According to the Mexican newspaper Esto, the MLS surpassed the Liga MX, its closest competitor, in the number of players it contributed to the National Teams of other countries. In fact, 19 players left the U.S. clubs for 14 of the Mexican clubs. The country that has been most open to strengthen the U.S. tournament is Argentina, with 23 players in the study presented by ESPN. In the hiring of this year 24 South Americans joined the league, being Venezuela with 7 and Argentina with 6 who contributed the most, according to Mundo Deportivo.

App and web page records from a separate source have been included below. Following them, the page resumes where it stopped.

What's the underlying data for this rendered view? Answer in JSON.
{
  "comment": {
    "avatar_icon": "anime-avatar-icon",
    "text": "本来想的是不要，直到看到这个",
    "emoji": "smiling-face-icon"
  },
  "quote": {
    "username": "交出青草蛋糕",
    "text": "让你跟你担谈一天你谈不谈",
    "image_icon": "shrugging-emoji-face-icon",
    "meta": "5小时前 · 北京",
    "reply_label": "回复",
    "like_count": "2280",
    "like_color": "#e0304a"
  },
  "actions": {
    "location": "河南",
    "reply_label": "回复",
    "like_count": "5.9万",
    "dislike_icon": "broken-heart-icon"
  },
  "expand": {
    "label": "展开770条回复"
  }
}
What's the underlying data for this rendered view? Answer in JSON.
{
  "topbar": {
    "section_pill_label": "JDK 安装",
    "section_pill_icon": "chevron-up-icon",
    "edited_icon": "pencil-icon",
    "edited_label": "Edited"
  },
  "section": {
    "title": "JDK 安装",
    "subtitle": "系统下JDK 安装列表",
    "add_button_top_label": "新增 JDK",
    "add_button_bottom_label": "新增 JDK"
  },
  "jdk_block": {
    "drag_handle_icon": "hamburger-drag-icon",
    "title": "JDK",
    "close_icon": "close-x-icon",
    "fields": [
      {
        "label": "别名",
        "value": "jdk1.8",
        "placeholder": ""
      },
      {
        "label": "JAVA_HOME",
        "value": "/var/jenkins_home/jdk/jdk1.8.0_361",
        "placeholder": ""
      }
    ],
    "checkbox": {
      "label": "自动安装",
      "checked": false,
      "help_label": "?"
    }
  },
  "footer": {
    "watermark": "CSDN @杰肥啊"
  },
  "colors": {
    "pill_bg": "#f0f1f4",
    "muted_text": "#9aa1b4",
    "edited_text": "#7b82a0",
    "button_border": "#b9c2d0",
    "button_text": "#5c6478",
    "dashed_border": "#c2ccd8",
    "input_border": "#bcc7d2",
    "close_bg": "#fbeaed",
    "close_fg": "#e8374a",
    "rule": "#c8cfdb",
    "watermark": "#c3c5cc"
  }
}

With these young people, the MLS will be able to do good business, they could raise the level of their league and if their level deserves to make the leap to Europe. In this regard, Venezuelan coach Giovanni Savarese said to Chicago Tribune: "Something that helps is that the young players of South America come with an important value, they have a very big top ahead, and later they can be sold to other markets such as Europe." This brief period that the U.S. league has for these young people will revitalize their level, in addition to making profits for it. In addition, the Americans are also incorporating important technicians such as Jürgen Klinsmann or El Tata Martino. The latter was the author of the success of Atlanta United, a club that renounced the stars in retirement for young promises, according to the same newspaper. Martino's success now seeks to be emulated by other teams, for the benefit of the league.
It will soon cease to be considered a setback that players with a level for Europe go to the MLS, that happened to Carlos Vela, the Dos Santos' brothers and the Peruvian Raúl Ruidíaz. The Inca player was criticized for leaving the Morelia of the Liga MX and moving to the Seattle Sounders of the MLS, as it was considered a setback in his career, since the fans expected him to go to Europe. The reality is that, according to Diario Correo, Ruidíaz will be the best paid Peruvian player in history in a league that is on the rise and in the case of Mexicans being in the United States did not prevent them from being selected for the 2018 World Cup in Russia.
LatinAmerican Post | Luis Liborio
Translated from "De 'viejitos' a jóvenes: La Major League Soccer cambia sus tendencias"